──────── Supplied records

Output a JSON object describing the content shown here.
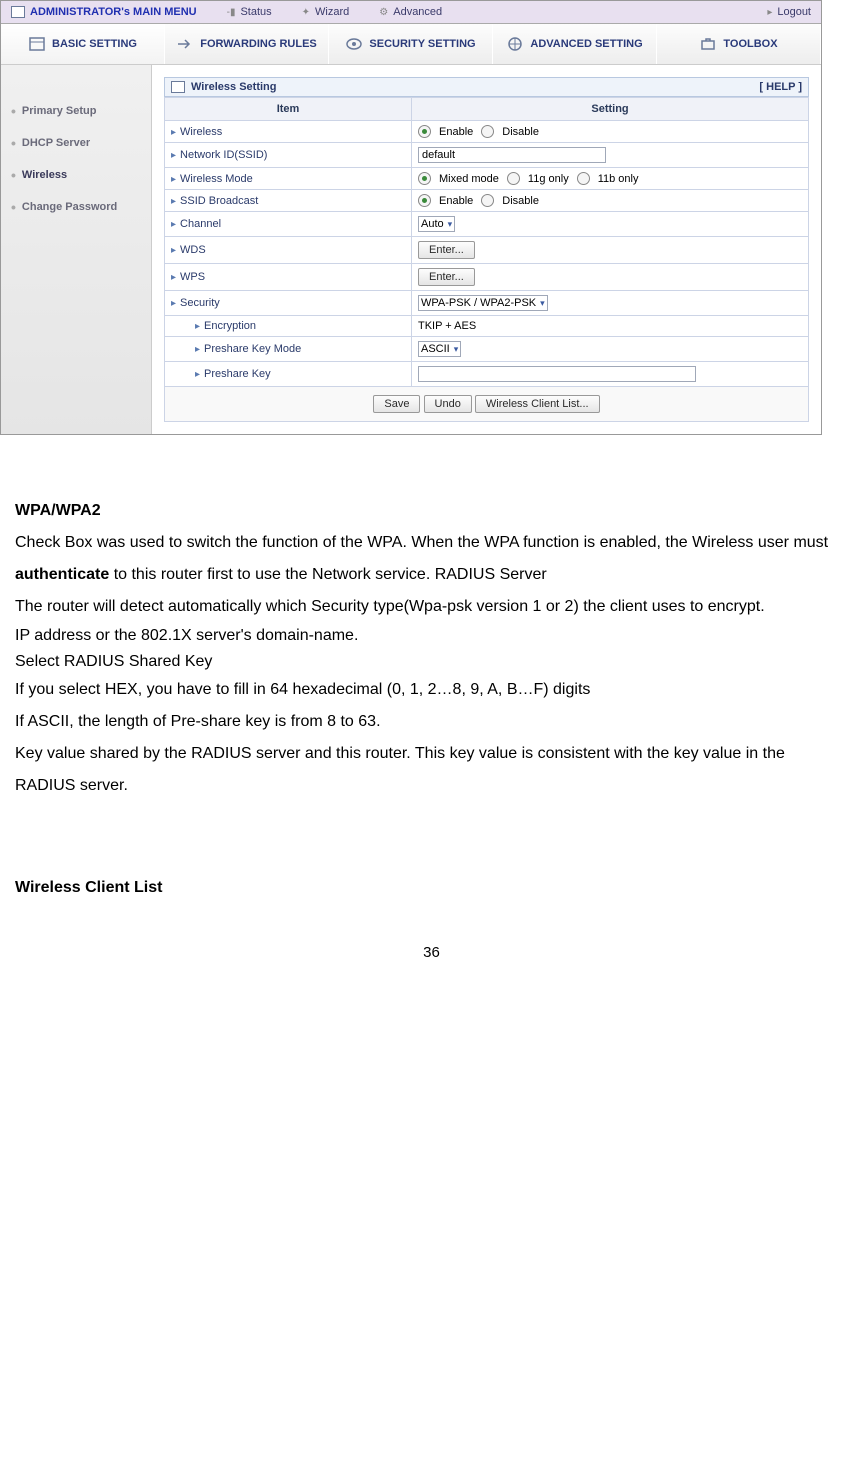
{
  "topbar": {
    "title": "ADMINISTRATOR's MAIN MENU",
    "items": [
      "Status",
      "Wizard",
      "Advanced"
    ],
    "logout": "Logout"
  },
  "tabs": [
    "BASIC SETTING",
    "FORWARDING RULES",
    "SECURITY SETTING",
    "ADVANCED SETTING",
    "TOOLBOX"
  ],
  "sidebar": {
    "items": [
      "Primary Setup",
      "DHCP Server",
      "Wireless",
      "Change Password"
    ],
    "active_index": 2
  },
  "panel": {
    "title": "Wireless Setting",
    "help": "[ HELP ]",
    "headers": {
      "item": "Item",
      "setting": "Setting"
    }
  },
  "rows": {
    "wireless": {
      "label": "Wireless",
      "opts": [
        "Enable",
        "Disable"
      ],
      "selected": 0
    },
    "ssid": {
      "label": "Network ID(SSID)",
      "value": "default"
    },
    "mode": {
      "label": "Wireless Mode",
      "opts": [
        "Mixed mode",
        "11g only",
        "11b only"
      ],
      "selected": 0
    },
    "broadcast": {
      "label": "SSID Broadcast",
      "opts": [
        "Enable",
        "Disable"
      ],
      "selected": 0
    },
    "channel": {
      "label": "Channel",
      "value": "Auto"
    },
    "wds": {
      "label": "WDS",
      "btn": "Enter..."
    },
    "wps": {
      "label": "WPS",
      "btn": "Enter..."
    },
    "security": {
      "label": "Security",
      "value": "WPA-PSK / WPA2-PSK"
    },
    "encryption": {
      "label": "Encryption",
      "value": "TKIP + AES"
    },
    "pskmode": {
      "label": "Preshare Key Mode",
      "value": "ASCII"
    },
    "psk": {
      "label": "Preshare Key",
      "value": ""
    }
  },
  "buttons": {
    "save": "Save",
    "undo": "Undo",
    "clients": "Wireless Client List..."
  },
  "doc": {
    "h1": "WPA/WPA2",
    "p1a": "Check Box was used to switch the function of the WPA. When the WPA function is enabled, the Wireless user must ",
    "p1b": "authenticate",
    "p1c": " to this router first to use the Network service. RADIUS Server",
    "p2": "The router will detect automatically    which Security type(Wpa-psk version 1 or 2) the client uses to encrypt.",
    "p3": "IP address or the 802.1X server's domain-name.",
    "p4": "Select RADIUS Shared Key",
    "p5": "If you select HEX, you have to fill in 64 hexadecimal (0, 1, 2…8, 9, A, B…F) digits",
    "p6": "If ASCII, the length of Pre-share key is from 8 to 63.",
    "p7": "Key value shared by the RADIUS server and this router. This key value is consistent with the key value in the RADIUS server.",
    "h2": "Wireless Client List"
  },
  "page_number": "36"
}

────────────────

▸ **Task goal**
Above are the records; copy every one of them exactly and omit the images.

▸ **Problem solution**
Output a JSON object describing the content shown here.
{
  "topbar": {
    "title": "ADMINISTRATOR's MAIN MENU",
    "items": [
      "Status",
      "Wizard",
      "Advanced"
    ],
    "logout": "Logout"
  },
  "tabs": [
    "BASIC SETTING",
    "FORWARDING RULES",
    "SECURITY SETTING",
    "ADVANCED SETTING",
    "TOOLBOX"
  ],
  "sidebar": {
    "items": [
      "Primary Setup",
      "DHCP Server",
      "Wireless",
      "Change Password"
    ],
    "active_index": 2
  },
  "panel": {
    "title": "Wireless Setting",
    "help": "[ HELP ]",
    "headers": {
      "item": "Item",
      "setting": "Setting"
    }
  },
  "rows": {
    "wireless": {
      "label": "Wireless",
      "opts": [
        "Enable",
        "Disable"
      ],
      "selected": 0
    },
    "ssid": {
      "label": "Network ID(SSID)",
      "value": "default"
    },
    "mode": {
      "label": "Wireless Mode",
      "opts": [
        "Mixed mode",
        "11g only",
        "11b only"
      ],
      "selected": 0
    },
    "broadcast": {
      "label": "SSID Broadcast",
      "opts": [
        "Enable",
        "Disable"
      ],
      "selected": 0
    },
    "channel": {
      "label": "Channel",
      "value": "Auto"
    },
    "wds": {
      "label": "WDS",
      "btn": "Enter..."
    },
    "wps": {
      "label": "WPS",
      "btn": "Enter..."
    },
    "security": {
      "label": "Security",
      "value": "WPA-PSK / WPA2-PSK"
    },
    "encryption": {
      "label": "Encryption",
      "value": "TKIP + AES"
    },
    "pskmode": {
      "label": "Preshare Key Mode",
      "value": "ASCII"
    },
    "psk": {
      "label": "Preshare Key",
      "value": ""
    }
  },
  "buttons": {
    "save": "Save",
    "undo": "Undo",
    "clients": "Wireless Client List..."
  },
  "doc": {
    "h1": "WPA/WPA2",
    "p1a": "Check Box was used to switch the function of the WPA. When the WPA function is enabled, the Wireless user must ",
    "p1b": "authenticate",
    "p1c": " to this router first to use the Network service. RADIUS Server",
    "p2": "The router will detect automatically    which Security type(Wpa-psk version 1 or 2) the client uses to encrypt.",
    "p3": "IP address or the 802.1X server's domain-name.",
    "p4": "Select RADIUS Shared Key",
    "p5": "If you select HEX, you have to fill in 64 hexadecimal (0, 1, 2…8, 9, A, B…F) digits",
    "p6": "If ASCII, the length of Pre-share key is from 8 to 63.",
    "p7": "Key value shared by the RADIUS server and this router. This key value is consistent with the key value in the RADIUS server.",
    "h2": "Wireless Client List"
  },
  "page_number": "36"
}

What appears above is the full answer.